Two of the more straightforward solutions are reducing barriers to voting and leveraging social media to better inform youth about elections, voter registration, and other logistics. Reiterating the importance of facilitative voting practices, de Guzman adds, “We have seen that if you control for factors like education and income, voter registration was higher among young people in states that had automatic voter registration.” And since “a lot of young people don’t have information on elections, social media can be a way for them to get that information.”

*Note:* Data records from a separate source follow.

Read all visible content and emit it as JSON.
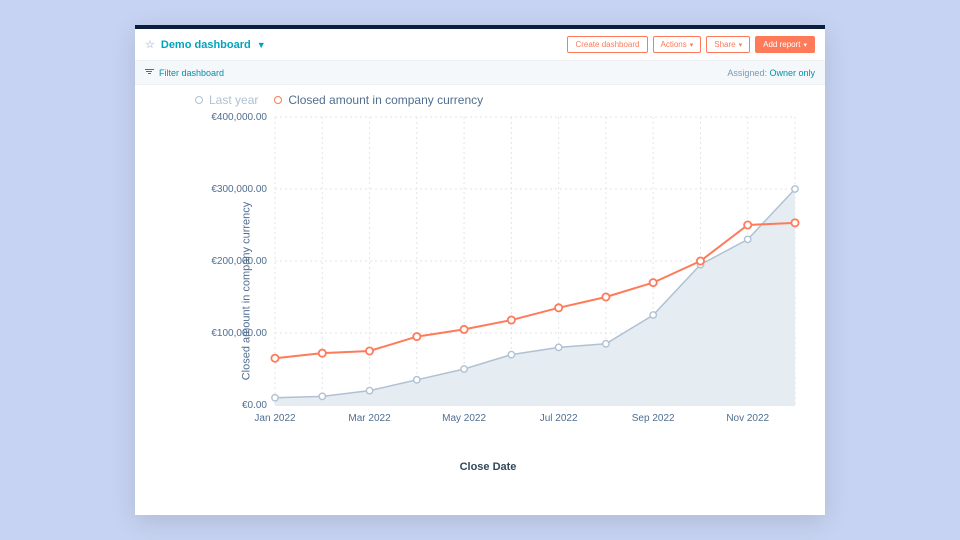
{
  "header": {
    "title": "Demo dashboard",
    "buttons": {
      "create": "Create dashboard",
      "actions": "Actions",
      "share": "Share",
      "add_report": "Add report"
    }
  },
  "filter_bar": {
    "filter_label": "Filter dashboard",
    "assigned_label": "Assigned:",
    "assigned_value": "Owner only"
  },
  "legend": {
    "series_a": "Last year",
    "series_b": "Closed amount in company currency"
  },
  "axes": {
    "ylabel": "Closed amount in company currency",
    "xlabel": "Close Date",
    "yticks": [
      "€0.00",
      "€100,000.00",
      "€200,000.00",
      "€300,000.00",
      "€400,000.00"
    ],
    "xticks": [
      "Jan 2022",
      "Mar 2022",
      "May 2022",
      "Jul 2022",
      "Sep 2022",
      "Nov 2022"
    ]
  },
  "chart_data": {
    "type": "line",
    "x": [
      "Jan 2022",
      "Feb 2022",
      "Mar 2022",
      "Apr 2022",
      "May 2022",
      "Jun 2022",
      "Jul 2022",
      "Aug 2022",
      "Sep 2022",
      "Oct 2022",
      "Nov 2022",
      "Dec 2022"
    ],
    "series": [
      {
        "name": "Last year",
        "values": [
          10000,
          12000,
          20000,
          35000,
          50000,
          70000,
          80000,
          85000,
          125000,
          195000,
          230000,
          300000
        ],
        "fill_area": true,
        "color": "#b0c1d4"
      },
      {
        "name": "Closed amount in company currency",
        "values": [
          65000,
          72000,
          75000,
          95000,
          105000,
          118000,
          135000,
          150000,
          170000,
          200000,
          250000,
          253000
        ],
        "color": "#ff7a59"
      }
    ],
    "xlabel": "Close Date",
    "ylabel": "Closed amount in company currency",
    "ylim": [
      0,
      400000
    ],
    "currency": "EUR"
  }
}
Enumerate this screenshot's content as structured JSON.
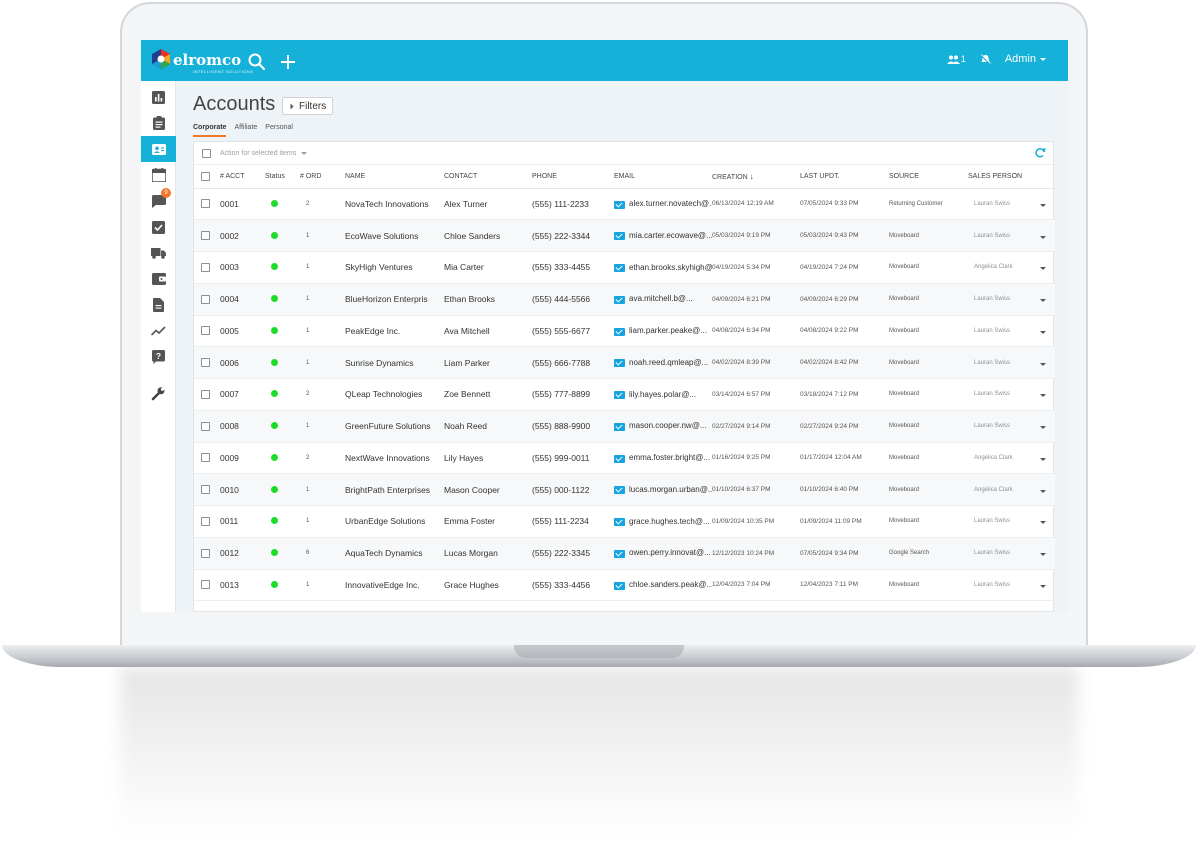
{
  "app": {
    "brand": "elromco",
    "brand_sub": "INTELLIGENT SOLUTIONS",
    "accent": "#16b1d9",
    "badge_color": "#f0772b"
  },
  "topbar": {
    "search_icon": "search-icon",
    "add_icon": "plus-icon",
    "users_count": "1",
    "user_label": "Admin"
  },
  "sidebar": {
    "items": [
      {
        "icon": "chart-icon",
        "active": false
      },
      {
        "icon": "clipboard-icon",
        "active": false
      },
      {
        "icon": "contact-card-icon",
        "active": true
      },
      {
        "icon": "calendar-icon",
        "active": false
      },
      {
        "icon": "chat-icon",
        "active": false,
        "badge": "9"
      },
      {
        "icon": "checkbox-icon",
        "active": false
      },
      {
        "icon": "truck-icon",
        "active": false
      },
      {
        "icon": "wallet-icon",
        "active": false
      },
      {
        "icon": "document-icon",
        "active": false
      },
      {
        "icon": "trend-icon",
        "active": false
      },
      {
        "icon": "help-icon",
        "active": false
      },
      {
        "icon": "wrench-icon",
        "active": false
      }
    ]
  },
  "page": {
    "title": "Accounts",
    "filters_label": "Filters",
    "tabs": [
      "Corporate",
      "Affiliate",
      "Personal"
    ],
    "action_placeholder": "Action for selected items"
  },
  "table": {
    "columns": [
      "# ACCT",
      "Status",
      "# ORD",
      "NAME",
      "CONTACT",
      "PHONE",
      "EMAIL",
      "CREATION",
      "LAST UPDT.",
      "SOURCE",
      "SALES PERSON"
    ],
    "rows": [
      {
        "acct": "0001",
        "ord": "2",
        "name": "NovaTech Innovations",
        "contact": "Alex Turner",
        "phone": "(555) 111-2233",
        "email": "alex.turner.novatech@...",
        "created": "06/13/2024 12:19 AM",
        "updated": "07/05/2024 9:33 PM",
        "source": "Returning Customer",
        "sales": "Lauran Swiss"
      },
      {
        "acct": "0002",
        "ord": "1",
        "name": "EcoWave Solutions",
        "contact": "Chloe Sanders",
        "phone": "(555) 222-3344",
        "email": "mia.carter.ecowave@...",
        "created": "05/03/2024 9:19 PM",
        "updated": "05/03/2024 9:43 PM",
        "source": "Moveboard",
        "sales": "Lauran Swiss"
      },
      {
        "acct": "0003",
        "ord": "1",
        "name": "SkyHigh Ventures",
        "contact": "Mia Carter",
        "phone": "(555) 333-4455",
        "email": "ethan.brooks.skyhigh@...",
        "created": "04/19/2024 5:34 PM",
        "updated": "04/19/2024 7:24 PM",
        "source": "Moveboard",
        "sales": "Angelica Clark"
      },
      {
        "acct": "0004",
        "ord": "1",
        "name": "BlueHorizon Enterpris",
        "contact": "Ethan Brooks",
        "phone": "(555) 444-5566",
        "email": "ava.mitchell.b@...",
        "created": "04/09/2024 6:21 PM",
        "updated": "04/09/2024 6:29 PM",
        "source": "Moveboard",
        "sales": "Lauran Swiss"
      },
      {
        "acct": "0005",
        "ord": "1",
        "name": "PeakEdge Inc.",
        "contact": "Ava Mitchell",
        "phone": "(555) 555-6677",
        "email": "liam.parker.peake@...",
        "created": "04/08/2024 6:34 PM",
        "updated": "04/08/2024 9:22 PM",
        "source": "Moveboard",
        "sales": "Lauran Swiss"
      },
      {
        "acct": "0006",
        "ord": "1",
        "name": "Sunrise Dynamics",
        "contact": "Liam Parker",
        "phone": "(555) 666-7788",
        "email": "noah.reed.qmleap@...",
        "created": "04/02/2024 8:39 PM",
        "updated": "04/02/2024 8:42 PM",
        "source": "Moveboard",
        "sales": "Lauran Swiss"
      },
      {
        "acct": "0007",
        "ord": "2",
        "name": "QLeap Technologies",
        "contact": "Zoe Bennett",
        "phone": "(555) 777-8899",
        "email": "lily.hayes.polar@...",
        "created": "03/14/2024 6:57 PM",
        "updated": "03/18/2024 7:12 PM",
        "source": "Moveboard",
        "sales": "Lauran Swiss"
      },
      {
        "acct": "0008",
        "ord": "1",
        "name": "GreenFuture Solutions",
        "contact": "Noah Reed",
        "phone": "(555) 888-9900",
        "email": "mason.cooper.nw@...",
        "created": "02/27/2024 9:14 PM",
        "updated": "02/27/2024 9:24 PM",
        "source": "Moveboard",
        "sales": "Lauran Swiss"
      },
      {
        "acct": "0009",
        "ord": "2",
        "name": "NextWave Innovations",
        "contact": "Lily Hayes",
        "phone": "(555) 999-0011",
        "email": "emma.foster.bright@...",
        "created": "01/16/2024 9:25 PM",
        "updated": "01/17/2024 12:04 AM",
        "source": "Moveboard",
        "sales": "Angelica Clark"
      },
      {
        "acct": "0010",
        "ord": "1",
        "name": "BrightPath Enterprises",
        "contact": "Mason Cooper",
        "phone": "(555) 000-1122",
        "email": "lucas.morgan.urban@...",
        "created": "01/10/2024 6:37 PM",
        "updated": "01/10/2024 6:40 PM",
        "source": "Moveboard",
        "sales": "Angelica Clark"
      },
      {
        "acct": "0011",
        "ord": "1",
        "name": "UrbanEdge Solutions",
        "contact": "Emma Foster",
        "phone": "(555) 111-2234",
        "email": "grace.hughes.tech@...",
        "created": "01/09/2024 10:35 PM",
        "updated": "01/09/2024 11:09 PM",
        "source": "Moveboard",
        "sales": "Lauran Swiss"
      },
      {
        "acct": "0012",
        "ord": "6",
        "name": "AquaTech Dynamics",
        "contact": "Lucas Morgan",
        "phone": "(555) 222-3345",
        "email": "owen.perry.innovat@...",
        "created": "12/12/2023 10:24 PM",
        "updated": "07/05/2024 9:34 PM",
        "source": "Google Search",
        "sales": "Lauran Swiss"
      },
      {
        "acct": "0013",
        "ord": "1",
        "name": "InnovativeEdge Inc.",
        "contact": "Grace Hughes",
        "phone": "(555) 333-4456",
        "email": "chloe.sanders.peak@...",
        "created": "12/04/2023 7:04 PM",
        "updated": "12/04/2023 7:11 PM",
        "source": "Moveboard",
        "sales": "Lauran Swiss"
      }
    ]
  }
}
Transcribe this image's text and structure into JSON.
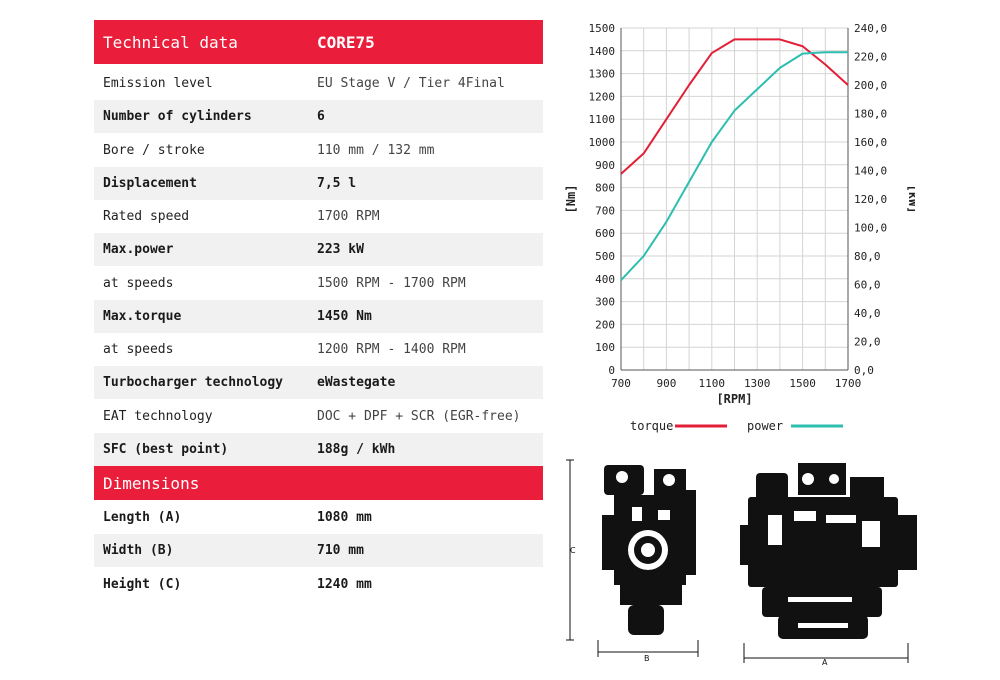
{
  "technical": {
    "title": "Technical data",
    "model": "CORE75",
    "rows": [
      {
        "label": "Emission level",
        "value": "EU Stage V / Tier 4Final",
        "bold": false
      },
      {
        "label": "Number of cylinders",
        "value": "6",
        "bold": true
      },
      {
        "label": "Bore / stroke",
        "value": "110 mm / 132 mm",
        "bold": false
      },
      {
        "label": "Displacement",
        "value": "7,5 l",
        "bold": true
      },
      {
        "label": "Rated speed",
        "value": "1700 RPM",
        "bold": false
      },
      {
        "label": "Max.power",
        "value": "223 kW",
        "bold": true
      },
      {
        "label": "at speeds",
        "value": "1500 RPM - 1700 RPM",
        "bold": false
      },
      {
        "label": "Max.torque",
        "value": "1450 Nm",
        "bold": true
      },
      {
        "label": "at speeds",
        "value": "1200 RPM - 1400 RPM",
        "bold": false
      },
      {
        "label": "Turbocharger technology",
        "value": "eWastegate",
        "bold": true
      },
      {
        "label": "EAT technology",
        "value": "DOC + DPF + SCR (EGR-free)",
        "bold": false
      },
      {
        "label": "SFC (best point)",
        "value": "188g / kWh",
        "bold": true
      }
    ]
  },
  "dimensions": {
    "title": "Dimensions",
    "rows": [
      {
        "label": "Length (A)",
        "value": "1080 mm"
      },
      {
        "label": "Width (B)",
        "value": "710 mm"
      },
      {
        "label": "Height (C)",
        "value": "1240 mm"
      }
    ]
  },
  "drawings": {
    "side_label": "B",
    "front_label": "A",
    "height_label": "C"
  },
  "chart_data": {
    "type": "line",
    "xlabel": "[RPM]",
    "ylabel": "[Nm]",
    "y2label": "[kW]",
    "x": [
      700,
      800,
      900,
      1000,
      1100,
      1200,
      1300,
      1400,
      1500,
      1600,
      1700
    ],
    "xticks": [
      "700",
      "900",
      "1100",
      "1300",
      "1500",
      "1700"
    ],
    "xlim": [
      700,
      1700
    ],
    "ylim": [
      0,
      1500
    ],
    "y2lim": [
      0,
      240
    ],
    "yticks": [
      "0",
      "100",
      "200",
      "300",
      "400",
      "500",
      "600",
      "700",
      "800",
      "900",
      "1000",
      "1100",
      "1200",
      "1300",
      "1400",
      "1500"
    ],
    "y2ticks": [
      "0,0",
      "20,0",
      "40,0",
      "60,0",
      "80,0",
      "100,0",
      "120,0",
      "140,0",
      "160,0",
      "180,0",
      "200,0",
      "220,0",
      "240,0"
    ],
    "grid": true,
    "legend_position": "bottom",
    "series": [
      {
        "name": "torque",
        "axis": "left",
        "color": "#e31e37",
        "values": [
          860,
          950,
          1100,
          1250,
          1390,
          1450,
          1450,
          1450,
          1420,
          1340,
          1250
        ]
      },
      {
        "name": "power",
        "axis": "right",
        "color": "#2dbeb0",
        "values": [
          63,
          80,
          104,
          132,
          160,
          182,
          197,
          212,
          222,
          223,
          223
        ]
      }
    ]
  }
}
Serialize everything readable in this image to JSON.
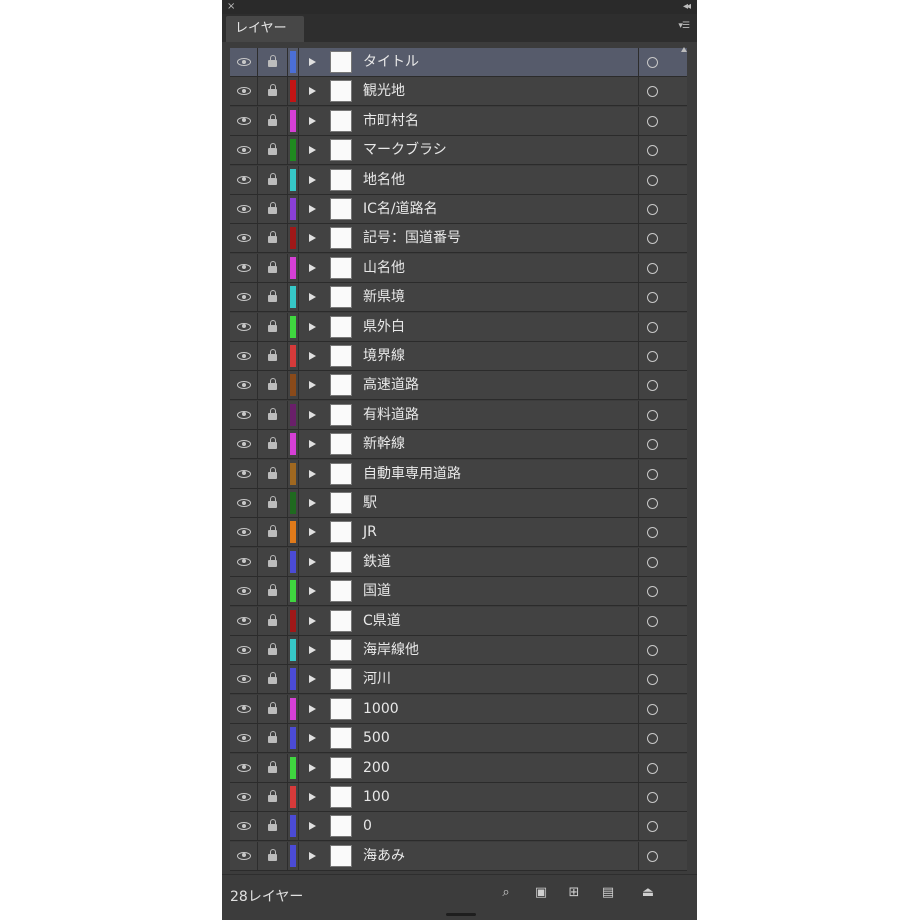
{
  "window": {
    "close_glyph": "×",
    "collapse_glyph": "◂◂"
  },
  "tab": {
    "label": "レイヤー"
  },
  "panel_menu_glyph": "▾☰",
  "layers": [
    {
      "name": "タイトル",
      "color": "#4b6fd6",
      "selected": true
    },
    {
      "name": "観光地",
      "color": "#c21414"
    },
    {
      "name": "市町村名",
      "color": "#d63fd6"
    },
    {
      "name": "マークブラシ",
      "color": "#1f8a1f"
    },
    {
      "name": "地名他",
      "color": "#36c7c7"
    },
    {
      "name": "IC名/道路名",
      "color": "#8a3fd6"
    },
    {
      "name": "記号：国道番号",
      "color": "#a01818"
    },
    {
      "name": "山名他",
      "color": "#d63fd6"
    },
    {
      "name": "新県境",
      "color": "#36c7c7"
    },
    {
      "name": "県外白",
      "color": "#3fd63f"
    },
    {
      "name": "境界線",
      "color": "#d63a3a"
    },
    {
      "name": "高速道路",
      "color": "#8a4a1a"
    },
    {
      "name": "有料道路",
      "color": "#6a1f6a"
    },
    {
      "name": "新幹線",
      "color": "#d63fd6"
    },
    {
      "name": "自動車専用道路",
      "color": "#a06820"
    },
    {
      "name": "駅",
      "color": "#1f6a1f"
    },
    {
      "name": "JR",
      "color": "#e07a1a"
    },
    {
      "name": "鉄道",
      "color": "#4b4bd6"
    },
    {
      "name": "国道",
      "color": "#3fd63f"
    },
    {
      "name": "C県道",
      "color": "#a01818"
    },
    {
      "name": "海岸線他",
      "color": "#36c7c7"
    },
    {
      "name": "河川",
      "color": "#4b4bd6"
    },
    {
      "name": "1000",
      "color": "#d63fd6"
    },
    {
      "name": "500",
      "color": "#4b4bd6"
    },
    {
      "name": "200",
      "color": "#3fd63f"
    },
    {
      "name": "100",
      "color": "#d63a3a"
    },
    {
      "name": "0",
      "color": "#4b4bd6"
    },
    {
      "name": "海あみ",
      "color": "#4b4bd6"
    }
  ],
  "footer": {
    "layer_count": "28レイヤー",
    "buttons": [
      {
        "name": "locate-object-button",
        "glyph": "⌕"
      },
      {
        "name": "make-clipping-mask-button",
        "glyph": "▣"
      },
      {
        "name": "create-sublayer-button",
        "glyph": "⊞"
      },
      {
        "name": "create-new-layer-button",
        "glyph": "▤"
      },
      {
        "name": "delete-layer-button",
        "glyph": "⏏"
      }
    ]
  }
}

Combating young voters’ cynicism with candidates, especially their current dissatisfaction with Democrats, is trickier. When asked about the number of youth voting uncommitted in primaries and expressing fatigue with the Democratic Party, de Guzman doesn’t have an answer but hopes to learn more after the election. “Our upcoming survey will be a post-election survey. It would be interesting to see how young people ended up voting, and if more voted third party.”


For now, it is clear that Israel’s assault on Gaza, and President Biden’s unconditional support via arms sales and the decades-long oppression of Palestine more broadly, is an important issue for youth. “With the genocide going on right now, I see a lot of my peers involved, and I see people around my age attending rallies and events and boycotting. I boycott as well and try to allocate my funds to places that better represent my values,” Wilson points out.


The mass student movement on college campuses across the nation in the form of protest encampments suggests that Gaza will remain a crucial political issue come November. Andrew de las Alas, a junior at Washington University in St. Louis, participated in the encampment there and was among the 100 students recently arrested. De las Alas says that while he is still processing his arrest and suspension, “What stands out to me is that our current president has both the political authority and the diplomatic capital to push for an end to the genocide, but he hasn’t. Instead, billions of dollars were promised to Israel. I know that I won’t be voting for Biden again.”


De las Alas says he is considering voting for the Green Party presidential candidate, Dr. Jill Stein, who was also arrested while protesting at Washington University’s encampment. “I am going to be looking more at the Green Party and other parties and really weighing my options. I think it’s important to reconsider all of our options every election, but with this one, we know that millions of lives are on the line,” he states.


But the dissatisfaction of young voters and their disconnect from both major parties’ presumed nominees for 2024 is not just about Gaza. “Gen Z is tired of the BS; we are tired of being told to go vote without tools to go vote, and then the candidate that we elect—for example, Joe Biden—does not do the things that they said they were going to do,” explains Wilson.


She adds, “We’re tired of people being in office who don’t look like us or care about what we care about.” But she, like other young people, is optimistic about the future and the causes she cares about. “I think politics is definitely going to change in the future with this generation. We just need more tools about how to actually enact that change.”



Lajward Zahra is a freshman at Rice University in Houston, originally from El Paso, Texas, studying Political Science, Spanish, and French.


This article was written for YES! Magazine, a national, nonprofit media organization that fuses powerful ideas and practical actions. Licensed under a Creative Commons Attribution-Share Alike 4.0 License.